    but people are investing in alternative energy and energy efficiency measures, and more people will do this as it becomes more financially attractive.

    If electricity costs 1000 euros a year, and a solar pv instalation costs 5000, then it has a payback time of 5 years

    if electricity costs 1250 euros a year, that payback time becomes 4 years.

    If there is also a grant of about 1k for the installation, then the payback time gets closer to 3 years.

    If there are mechanisms to allow customers sell excess power back to the grid, then these solutions become more attractive still.


    Then there's the home heating costs. If oil goes up by 20%, it becomes more attractive for homeowners to upgrade their insulation, or get a more efficient boiler, or switch to a stove

    Combine this with grants from the government to assist homeowners to make any of these upgrades and you have a win win situation. homeowners have lower long term running costs and also lower carbon emissions.
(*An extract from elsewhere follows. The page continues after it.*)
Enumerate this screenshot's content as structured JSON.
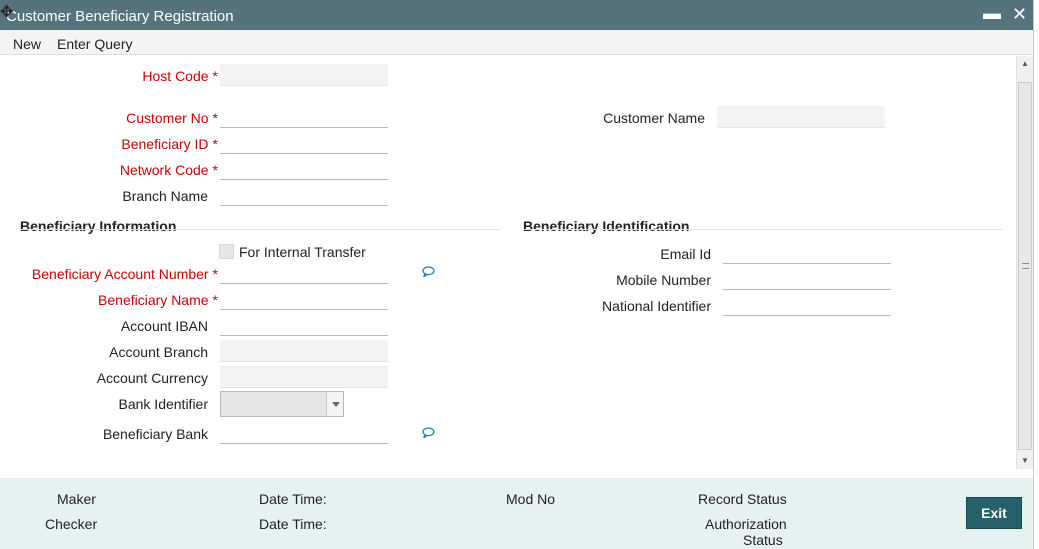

  • Registered Users Posts: 22,280 ✭✭✭✭Akrasia


    Trasna1 wrote: »
    Indeed. If Ireland was serious about tackling emissions it would be going after the big hitters, like agriculture but instead we are growing the national herd.

    Transport, surprisingly, contributes a much smaller proportion to carbon emissions than you'd think. Certainly much smaller than would warrant the attention it's getting.

    If we overnight converted to electric cars, it would have an insignificant impact on national emissions. Converting Moneypoint to nuclear would be far more effective.

    But at the end of the day, fuel prices have been higher at the pumps and this hasn't stunted growth so the see that the economy can tolerate it. So they want a slice of that action, dressed up as an environmental measure. That don't have the balls to call it for what it is. A plain old simple tax rise.

    We need to come up with a technology that will methane reduce emissions from livestock. There is a kind of seaweed that when given as a supplement to cattle, it cuts methane emissions by more than 90%. Universities are working to try to isolate the enzymes responsible for this and once they figure it out, it would be a game changer for agriculture

    With livestock emissions, it's not as urgent as co2 emissions at the moment, because methane emitted today will be gone from the atmosphere in 10 years, while CO2 has a residence time of over a century. We don't want to reach a tipping point however, so cutting methane emissions is still a very worthy objective


  • Registered Users Posts: 1,700 ✭✭✭firemansam4


    Akrasia wrote:
    If electricity costs 1000 euros a year, and a solar pv instalation costs 5000, then it has a payback time of 5 years

    Akrasia wrote:
    if electricity costs 1250 euros a year, that payback time becomes 4 years.


    I dont know that much about PV technology but even if we had a FIT system like the uk has, I was under the impression that payback times are way more than you are suggesting. I tried a simple online calculator for a system in NI for a cost of just over 6000 sterling and it shows a payback time of over 11 years, and that was assuming a large directly south facing roof.


  • Advertisement
  • Closed Accounts Posts: 482 ✭✭badtoro


    Akrasia wrote: »
    If electricity costs 1000 euros a year, and a solar pv instalation costs 5000, then it has a payback time of 5 years

    What, if any, additional costs are with each "system", sod all for esb once its in afaik, yes there are price increases. But, what is the life expectancy of solar, does it require maintenance or replacement, does performance degrade over time etc? I know an example given in George Lee's piece lately didn't seem right unless one had costs of about €7k a year - cost was €35k and payback in 5 years.


Advertisement